Task to carry out:
Each line that contains "Shift" needs to be copied from the listing.

Records for this task:
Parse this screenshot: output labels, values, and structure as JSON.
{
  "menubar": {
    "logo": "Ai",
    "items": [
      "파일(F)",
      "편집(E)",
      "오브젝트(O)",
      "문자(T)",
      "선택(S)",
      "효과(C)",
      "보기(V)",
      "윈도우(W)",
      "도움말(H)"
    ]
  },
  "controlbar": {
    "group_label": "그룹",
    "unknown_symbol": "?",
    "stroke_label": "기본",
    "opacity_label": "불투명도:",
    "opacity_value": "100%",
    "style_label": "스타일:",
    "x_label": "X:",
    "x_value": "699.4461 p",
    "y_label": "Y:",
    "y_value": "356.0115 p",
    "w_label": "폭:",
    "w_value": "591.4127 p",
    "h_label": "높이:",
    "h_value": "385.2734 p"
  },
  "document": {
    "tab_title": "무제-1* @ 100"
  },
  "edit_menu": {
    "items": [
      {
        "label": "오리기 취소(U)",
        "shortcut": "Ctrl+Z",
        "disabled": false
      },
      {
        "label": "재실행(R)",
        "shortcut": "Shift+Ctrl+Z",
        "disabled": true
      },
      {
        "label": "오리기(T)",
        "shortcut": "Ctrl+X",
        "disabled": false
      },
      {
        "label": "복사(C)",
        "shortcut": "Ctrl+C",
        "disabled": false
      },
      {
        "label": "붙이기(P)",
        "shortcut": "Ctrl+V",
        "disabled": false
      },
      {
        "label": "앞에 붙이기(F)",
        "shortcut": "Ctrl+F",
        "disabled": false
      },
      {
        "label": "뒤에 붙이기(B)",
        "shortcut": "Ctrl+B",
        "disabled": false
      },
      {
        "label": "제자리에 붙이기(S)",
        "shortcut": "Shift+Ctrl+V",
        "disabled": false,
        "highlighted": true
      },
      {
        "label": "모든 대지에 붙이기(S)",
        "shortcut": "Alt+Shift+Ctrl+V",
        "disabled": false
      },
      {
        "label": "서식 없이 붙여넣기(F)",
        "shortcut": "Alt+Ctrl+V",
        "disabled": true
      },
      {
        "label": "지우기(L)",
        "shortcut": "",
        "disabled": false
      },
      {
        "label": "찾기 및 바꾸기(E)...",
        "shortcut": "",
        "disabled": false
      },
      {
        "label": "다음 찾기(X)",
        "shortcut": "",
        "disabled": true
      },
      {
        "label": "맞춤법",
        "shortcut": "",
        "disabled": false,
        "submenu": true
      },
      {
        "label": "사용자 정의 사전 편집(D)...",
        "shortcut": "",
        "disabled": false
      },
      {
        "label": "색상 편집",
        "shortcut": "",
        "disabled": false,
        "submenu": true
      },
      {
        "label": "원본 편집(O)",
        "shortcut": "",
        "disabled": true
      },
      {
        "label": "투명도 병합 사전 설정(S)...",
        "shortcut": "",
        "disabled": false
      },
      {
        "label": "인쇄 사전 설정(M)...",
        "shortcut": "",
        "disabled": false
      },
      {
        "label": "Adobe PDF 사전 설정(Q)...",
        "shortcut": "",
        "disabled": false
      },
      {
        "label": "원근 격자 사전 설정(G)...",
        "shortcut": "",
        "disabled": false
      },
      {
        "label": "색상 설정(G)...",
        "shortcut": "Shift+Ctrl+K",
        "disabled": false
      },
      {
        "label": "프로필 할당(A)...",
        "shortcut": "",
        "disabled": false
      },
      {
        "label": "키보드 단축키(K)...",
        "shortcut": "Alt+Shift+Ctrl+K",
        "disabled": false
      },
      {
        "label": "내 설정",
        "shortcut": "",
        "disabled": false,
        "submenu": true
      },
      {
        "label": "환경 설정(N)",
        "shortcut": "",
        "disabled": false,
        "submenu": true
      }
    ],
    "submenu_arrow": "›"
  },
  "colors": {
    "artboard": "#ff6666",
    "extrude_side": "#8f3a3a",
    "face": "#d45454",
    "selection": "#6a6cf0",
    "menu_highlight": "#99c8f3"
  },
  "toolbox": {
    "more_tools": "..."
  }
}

The completed task:
        "shortcut": "Shift+Ctrl+Z",
        "shortcut": "Shift+Ctrl+V",
        "shortcut": "Alt+Shift+Ctrl+V",
        "shortcut": "Shift+Ctrl+K",
        "shortcut": "Alt+Shift+Ctrl+K",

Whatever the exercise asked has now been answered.